### Extracted data

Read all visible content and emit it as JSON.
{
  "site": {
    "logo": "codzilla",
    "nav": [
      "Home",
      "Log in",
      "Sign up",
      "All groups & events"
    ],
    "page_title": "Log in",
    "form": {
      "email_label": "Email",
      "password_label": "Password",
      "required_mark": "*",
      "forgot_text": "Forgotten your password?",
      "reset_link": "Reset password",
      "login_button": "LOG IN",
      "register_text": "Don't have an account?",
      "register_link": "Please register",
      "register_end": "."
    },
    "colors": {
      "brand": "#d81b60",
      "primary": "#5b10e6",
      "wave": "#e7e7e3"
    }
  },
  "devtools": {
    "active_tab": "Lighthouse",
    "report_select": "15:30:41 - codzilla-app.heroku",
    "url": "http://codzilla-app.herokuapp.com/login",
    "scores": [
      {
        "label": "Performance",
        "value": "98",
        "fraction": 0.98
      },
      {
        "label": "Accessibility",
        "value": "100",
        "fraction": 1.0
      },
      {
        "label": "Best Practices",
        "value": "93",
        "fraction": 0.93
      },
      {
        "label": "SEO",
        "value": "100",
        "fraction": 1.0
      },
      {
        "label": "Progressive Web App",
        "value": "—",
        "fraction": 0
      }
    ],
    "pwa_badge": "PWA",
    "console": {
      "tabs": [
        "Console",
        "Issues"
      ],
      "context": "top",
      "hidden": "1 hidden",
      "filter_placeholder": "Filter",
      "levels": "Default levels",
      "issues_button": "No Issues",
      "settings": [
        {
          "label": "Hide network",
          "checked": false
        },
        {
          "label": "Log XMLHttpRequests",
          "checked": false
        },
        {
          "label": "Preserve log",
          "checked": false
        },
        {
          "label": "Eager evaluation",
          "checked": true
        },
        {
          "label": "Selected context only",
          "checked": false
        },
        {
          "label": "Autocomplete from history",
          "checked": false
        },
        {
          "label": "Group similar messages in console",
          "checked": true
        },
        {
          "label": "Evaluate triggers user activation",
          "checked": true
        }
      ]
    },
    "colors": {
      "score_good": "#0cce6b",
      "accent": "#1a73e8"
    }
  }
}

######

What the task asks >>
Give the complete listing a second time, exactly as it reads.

Answer box >>
Read all visible content and emit it as JSON.
{
  "site": {
    "logo": "codzilla",
    "nav": [
      "Home",
      "Log in",
      "Sign up",
      "All groups & events"
    ],
    "page_title": "Log in",
    "form": {
      "email_label": "Email",
      "password_label": "Password",
      "required_mark": "*",
      "forgot_text": "Forgotten your password?",
      "reset_link": "Reset password",
      "login_button": "LOG IN",
      "register_text": "Don't have an account?",
      "register_link": "Please register",
      "register_end": "."
    },
    "colors": {
      "brand": "#d81b60",
      "primary": "#5b10e6",
      "wave": "#e7e7e3"
    }
  },
  "devtools": {
    "active_tab": "Lighthouse",
    "report_select": "15:30:41 - codzilla-app.heroku",
    "url": "http://codzilla-app.herokuapp.com/login",
    "scores": [
      {
        "label": "Performance",
        "value": "98",
        "fraction": 0.98
      },
      {
        "label": "Accessibility",
        "value": "100",
        "fraction": 1.0
      },
      {
        "label": "Best Practices",
        "value": "93",
        "fraction": 0.93
      },
      {
        "label": "SEO",
        "value": "100",
        "fraction": 1.0
      },
      {
        "label": "Progressive Web App",
        "value": "—",
        "fraction": 0
      }
    ],
    "pwa_badge": "PWA",
    "console": {
      "tabs": [
        "Console",
        "Issues"
      ],
      "context": "top",
      "hidden": "1 hidden",
      "filter_placeholder": "Filter",
      "levels": "Default levels",
      "issues_button": "No Issues",
      "settings": [
        {
          "label": "Hide network",
          "checked": false
        },
        {
          "label": "Log XMLHttpRequests",
          "checked": false
        },
        {
          "label": "Preserve log",
          "checked": false
        },
        {
          "label": "Eager evaluation",
          "checked": true
        },
        {
          "label": "Selected context only",
          "checked": false
        },
        {
          "label": "Autocomplete from history",
          "checked": false
        },
        {
          "label": "Group similar messages in console",
          "checked": true
        },
        {
          "label": "Evaluate triggers user activation",
          "checked": true
        }
      ]
    },
    "colors": {
      "score_good": "#0cce6b",
      "accent": "#1a73e8"
    }
  }
}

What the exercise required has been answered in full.